The new CPLA’s first executive committee was elected, being Leslie Morley, President; Michael Mandelcorn, Vice-President; Connie Baran-Gerez, Treasurer; and Steve Fineberg, Secretary; with John Dillon continuing in his long-term role as Listserve Moderator.  Provision was made for the creation of an advisory committee to furnish the Executive with the perspective of the provinces and territories.  After several presentations on various topics, including a comprehensive review by Kim Pate of the current Conservative Government’s repressive legislative agenda, the first Annual General Assembly of the new CPLA drew to a close.

The new CPLA pursued the course earlier established. The Listserve continued to act as a daily forum for news and discussion and mutual assistance, and Leslie Morley continued to forward his Canadian Prison News clippings and post cases for the edification of the group.  The CPLA made its voice heard externally as well, for example, with the submission of arguments to the federal opposition parties encouraging resistance to the government’s expressed intention to introduce the retrospective abolition of Accelerated Parole Release.

At the Annual General Assembly held in October, 2011, in Kingston, a new executive was elected:  Michael Mandelcorn, President; Steve Fineberg, Vice-president; Connie Baron-Gerez, Treasurer; Robert Gregan, Secretary.  As is the CPLA’s custom, the cross-country checkup, a national survey of live issues, was delivered by representatives of all the regions, but this AGM’s salient moment was the adoption of the CPLA’s first bylaw, creating and governing an Advocacy Committee.  The Advocacy Committee serves to examine issues and prepare positions for approval of the Listserve membership and adoption by the Executive. Regional perspectives are guaranteed input as the national composition of its membership is anchored in the bylaw. The meeting closed with our new president’s hommage to our outgoing president  : “that thanks and gratitude be extended to Leslie Morley for his long years of service with both the Ontario Prison Lawyers’ Association and the Canadian Prison Law Association. The viability of the OPLA and the re-establishment of the CPLA as a voice for all members practicing prison law throughout Canada were due largely to the efforts made by Les.”

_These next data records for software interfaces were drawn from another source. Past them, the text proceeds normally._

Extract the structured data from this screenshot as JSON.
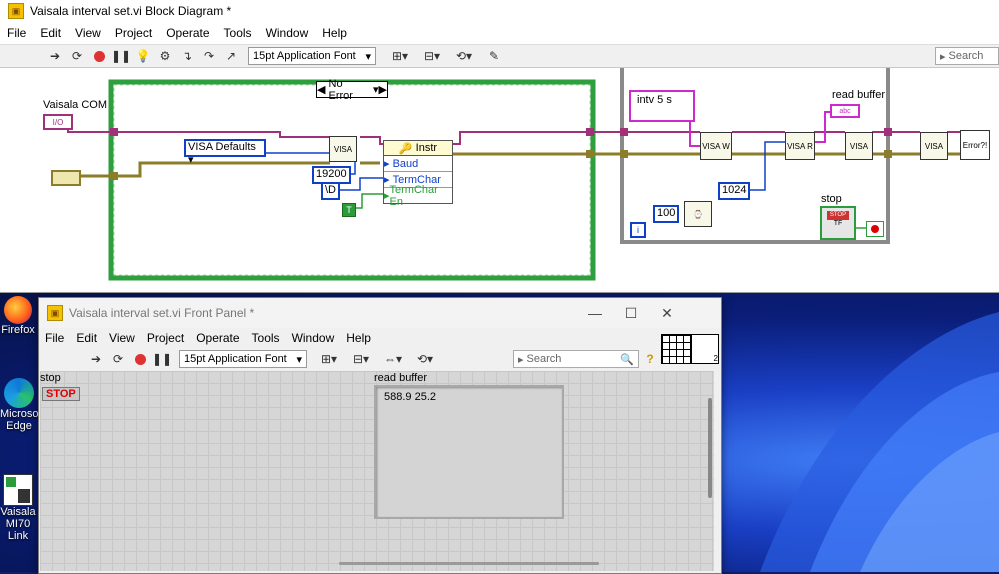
{
  "block_diagram": {
    "title": "Vaisala interval set.vi Block Diagram *",
    "menu": [
      "File",
      "Edit",
      "View",
      "Project",
      "Operate",
      "Tools",
      "Window",
      "Help"
    ],
    "font_select": "15pt Application Font",
    "search_placeholder": "Search",
    "labels": {
      "vaisala_com": "Vaisala COM",
      "no_error": "No Error",
      "visa_defaults": "VISA Defaults",
      "instr": "Instr",
      "baud": "Baud",
      "termchar": "TermChar",
      "termchar_en": "TermChar En",
      "baud_value": "19200",
      "termchar_value": "\\D",
      "intv": "intv 5 s",
      "read_buffer": "read buffer",
      "read_count": "1024",
      "wait_ms": "100",
      "stop": "stop",
      "true_const": "T",
      "loop_index": "i",
      "stop_btn": "STOP",
      "stop_btn_sub": "TF",
      "io_tag": "I/O"
    }
  },
  "front_panel": {
    "title": "Vaisala interval set.vi Front Panel *",
    "menu": [
      "File",
      "Edit",
      "View",
      "Project",
      "Operate",
      "Tools",
      "Window",
      "Help"
    ],
    "font_select": "15pt Application Font",
    "search_placeholder": "Search",
    "stop_label": "stop",
    "stop_button": "STOP",
    "read_buffer_label": "read buffer",
    "read_buffer_value": "588.9  25.2",
    "connector_count": "2"
  },
  "desktop": {
    "icons": [
      "Firefox",
      "Microsoft Edge",
      "Vaisala MI70 Link"
    ]
  }
}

The following period was busy for the CPLA.  On November 2, 2012, the BCCA rendered judgment in Whaling et al v. Canada, the first time the CPLA (represented by John Conroy) appears in a court record as intervenor.  On February 23, 2013, the AGM was held in Kingston, and the existing executive stood unopposed for election.  The members present heard that the Advocacy Committee had written the Minister of Public Security in November, 2011, objecting to the presentation of key correctional legislation buried deep in omnibus bills; and that the Advocacy Committee had received an invitation to address the Senate Committee examining Bill C-293, intended to amend the grievance and complaint procedure, and had submitted its brief, but was unable to appear as there was in the end no time slot available.

In May, 2012, the Advocacy Committee distributed a much-needed fact sheet to prepare the Opposition parties’ members for hearings on Bill C-38, which went on to erase a prisoner’s right to a post-suspension hearing by the Parole Board.  Later in 2013, the CPLA both submitted a brief and was able to appear before the Senate Committee dealing with Bill C-350, which proposed a registry for collection from federal prisoners of civil debts.  Here again, the Advocacy Committee assisted the Official Opposition with its preparation.

The Canadian Prison Law Association is a non-profit organization.

Privacy Policy | Terms of Use

Powered by Wild Apricot Membership Software